The brake push rod is a close fit but clears the transmission linkage by a good half inch and runs between the top of the swing arm and the frame member. With the starter in place the neighborhood will be a little crowded but I don't foresee any problems.
The brake push rod is a close fit but clears the transmission linkage by a good half inch and runs between the top of the swing arm and the frame member. With the starter in place the neighborhood will be a little crowded but I don't foresee any problems.

Photo courtesy of Mike Ittner.

Photo courtesy of Mike Ittner.

The L-shaped brake rod actuating lever that also acts on the brake light switch was extended an inch in height to accommodate the master cylinder push rod.
The L-shaped brake rod actuating lever that also acts on the brake light switch was extended an inch in height to accommodate the master cylinder push rod.

Photo courtesy of Mike Ittner.

I notched out the battery tray and welded a plate hanging down to hold the master cylinder.
I notched out the battery tray and welded a plate hanging down to hold the master cylinder.

Photo courtesy of Mike Ittner.

There is a rod sticking up from the tray to hold the brake fluid reservoir and the brake line runs back to the stock T-3 setup.
There is a rod sticking up from the tray to hold the brake fluid reservoir and the brake line runs back to the stock T-3 setup.

Photo courtesy of Mike Ittner.

The rear drive, swing arm and rear wheel are also T-3 just to make it all bolt on and avoid modifications. They can be done and are not difficult but I just preferred to have everything match.
The rear drive, swing arm and rear wheel are also T-3 just to make it all bolt on and avoid modifications. They can be done and are not difficult but I just preferred to have everything match.

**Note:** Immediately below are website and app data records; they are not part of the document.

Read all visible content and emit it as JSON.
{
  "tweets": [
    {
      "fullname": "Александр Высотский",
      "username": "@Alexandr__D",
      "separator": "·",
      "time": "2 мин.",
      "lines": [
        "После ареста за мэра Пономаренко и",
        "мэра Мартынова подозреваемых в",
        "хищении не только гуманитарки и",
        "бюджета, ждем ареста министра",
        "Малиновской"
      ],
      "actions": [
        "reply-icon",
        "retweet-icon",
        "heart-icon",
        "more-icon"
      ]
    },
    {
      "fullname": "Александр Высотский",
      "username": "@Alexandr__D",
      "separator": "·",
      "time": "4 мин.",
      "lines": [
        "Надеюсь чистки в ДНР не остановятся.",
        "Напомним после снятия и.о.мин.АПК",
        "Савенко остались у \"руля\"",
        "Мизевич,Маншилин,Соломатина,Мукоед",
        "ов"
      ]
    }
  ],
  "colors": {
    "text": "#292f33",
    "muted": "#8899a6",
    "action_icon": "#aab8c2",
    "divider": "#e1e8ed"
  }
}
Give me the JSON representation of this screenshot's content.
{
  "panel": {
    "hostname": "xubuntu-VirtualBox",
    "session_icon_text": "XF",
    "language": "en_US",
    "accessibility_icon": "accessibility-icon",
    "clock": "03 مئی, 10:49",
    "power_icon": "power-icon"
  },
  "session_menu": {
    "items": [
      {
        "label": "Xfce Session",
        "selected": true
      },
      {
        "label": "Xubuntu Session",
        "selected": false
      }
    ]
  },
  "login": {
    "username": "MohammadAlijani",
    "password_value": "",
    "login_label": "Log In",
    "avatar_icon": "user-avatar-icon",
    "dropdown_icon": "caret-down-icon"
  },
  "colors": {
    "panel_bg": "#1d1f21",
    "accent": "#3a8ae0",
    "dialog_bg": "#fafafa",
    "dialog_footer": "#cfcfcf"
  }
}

Photo courtesy of Mike Ittner.

Photo courtesy of Mike Ittner.

Photo courtesy of Mike Ittner.